The Guitar in China
James A. Millward, Georgetown University, USA

The guitar is today the world's most numerous, and arguably most popular, instrument. Though guitars emerged from Iberia starting in the sixteenth century, the instrument's popularity in Asia is largely a 20th century phenomenon. In China, due to its relative inexpense and ease with which it can be played to accompany songs, the guitar fit the needs of an era of mass mobilization, nationalism, and explorations with modernity in urban China in the early twentieth century, and appeared frequently as props with images of modern girls in such publications as Ling Long or as accompaniment in the first sound movies. Yet for reasons possibly relating to the guitar's extra-musical associations (with the West, with romanticism, with footloose bohemians—and hence with liu mang) the guitar was banned during the Cultural Revolution, even while three-string "balalaikas" that filled exactly the same niche were produced and played upon, often emblazoned with Mao Zedong's calligraphy. The guitar reappeared as a key accessory to those same bell-bottomed, sun-glasses wearing liumang in the late 1970s and early 1980s, but was soon re-associated to global currents of guitar culture.
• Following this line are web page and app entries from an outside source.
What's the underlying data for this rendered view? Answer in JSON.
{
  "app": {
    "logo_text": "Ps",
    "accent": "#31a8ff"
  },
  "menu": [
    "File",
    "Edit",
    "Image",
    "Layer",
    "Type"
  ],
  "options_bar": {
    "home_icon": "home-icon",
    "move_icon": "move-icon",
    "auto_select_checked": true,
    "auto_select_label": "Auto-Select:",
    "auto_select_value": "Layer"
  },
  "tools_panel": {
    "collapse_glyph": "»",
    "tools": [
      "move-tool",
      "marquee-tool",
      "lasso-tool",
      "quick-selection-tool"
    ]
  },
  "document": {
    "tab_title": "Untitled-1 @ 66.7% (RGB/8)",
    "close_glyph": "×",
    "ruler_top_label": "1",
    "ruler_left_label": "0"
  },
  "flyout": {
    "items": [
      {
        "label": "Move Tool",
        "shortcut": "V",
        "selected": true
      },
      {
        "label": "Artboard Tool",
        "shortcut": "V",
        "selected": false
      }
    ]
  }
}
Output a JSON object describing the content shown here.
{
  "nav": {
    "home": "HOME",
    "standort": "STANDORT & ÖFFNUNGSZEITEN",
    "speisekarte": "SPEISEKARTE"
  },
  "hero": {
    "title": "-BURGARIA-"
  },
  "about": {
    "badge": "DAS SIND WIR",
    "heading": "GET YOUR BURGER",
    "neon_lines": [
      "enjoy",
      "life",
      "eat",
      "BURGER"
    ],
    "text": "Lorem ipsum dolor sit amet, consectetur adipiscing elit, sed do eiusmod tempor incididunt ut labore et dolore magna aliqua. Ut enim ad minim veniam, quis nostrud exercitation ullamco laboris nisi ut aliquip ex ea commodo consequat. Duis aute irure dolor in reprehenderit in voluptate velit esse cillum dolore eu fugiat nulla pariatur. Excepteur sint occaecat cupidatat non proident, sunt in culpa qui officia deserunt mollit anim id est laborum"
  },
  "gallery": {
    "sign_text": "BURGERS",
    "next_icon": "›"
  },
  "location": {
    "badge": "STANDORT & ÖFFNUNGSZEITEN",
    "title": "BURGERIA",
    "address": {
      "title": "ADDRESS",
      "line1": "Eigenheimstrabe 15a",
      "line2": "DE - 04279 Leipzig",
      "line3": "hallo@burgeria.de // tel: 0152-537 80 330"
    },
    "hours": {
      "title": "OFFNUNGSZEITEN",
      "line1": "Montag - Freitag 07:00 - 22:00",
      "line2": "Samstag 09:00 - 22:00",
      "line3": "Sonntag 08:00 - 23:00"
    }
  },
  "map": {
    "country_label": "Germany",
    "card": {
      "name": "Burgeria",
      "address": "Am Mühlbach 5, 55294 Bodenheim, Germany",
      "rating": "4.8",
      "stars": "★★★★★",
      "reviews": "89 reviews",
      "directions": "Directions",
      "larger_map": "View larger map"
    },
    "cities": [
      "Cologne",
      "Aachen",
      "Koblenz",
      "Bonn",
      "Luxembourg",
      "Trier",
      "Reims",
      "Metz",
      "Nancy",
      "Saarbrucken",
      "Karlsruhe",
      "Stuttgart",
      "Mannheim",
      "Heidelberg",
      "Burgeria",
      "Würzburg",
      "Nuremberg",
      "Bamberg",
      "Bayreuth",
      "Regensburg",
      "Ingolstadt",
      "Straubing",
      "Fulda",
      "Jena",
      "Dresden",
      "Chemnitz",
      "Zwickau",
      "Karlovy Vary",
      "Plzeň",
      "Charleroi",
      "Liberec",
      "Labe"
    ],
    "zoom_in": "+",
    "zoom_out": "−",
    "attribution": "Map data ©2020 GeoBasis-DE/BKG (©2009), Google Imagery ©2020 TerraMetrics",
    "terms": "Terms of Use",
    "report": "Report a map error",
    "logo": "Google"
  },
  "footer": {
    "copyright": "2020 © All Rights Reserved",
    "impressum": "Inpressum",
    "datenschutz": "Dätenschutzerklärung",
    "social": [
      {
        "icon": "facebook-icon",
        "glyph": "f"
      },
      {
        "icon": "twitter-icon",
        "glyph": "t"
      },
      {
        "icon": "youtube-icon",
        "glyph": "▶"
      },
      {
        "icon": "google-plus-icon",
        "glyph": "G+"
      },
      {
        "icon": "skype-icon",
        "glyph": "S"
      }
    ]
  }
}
Chinese rock and classical guitar schools began simultaneously in that era, with increased access to foreign music and instructional materials (many filtered through Japan), but while the semiotics of the guitar in the late 20th century China seem roughly in line with global meanings, there remain subtle differences: both the founder of Chinese classical guitar instruction at the Central Conservatory in Beijing and younger heavy-metal guitarists when interviewed speak of wishing to "raise the level of guitar playing for the good of the nation." As China takes up the baton from Japan and Korea to become the world's foremost industrial producer of guitars, this paper surveys the evolution of the guitar-as-icon in twentieth-century China to explore both how an instruments are more than a mechanical-acoustic devices, and how the guitar has been and continues to be transculturated in a Chinese and global millieu.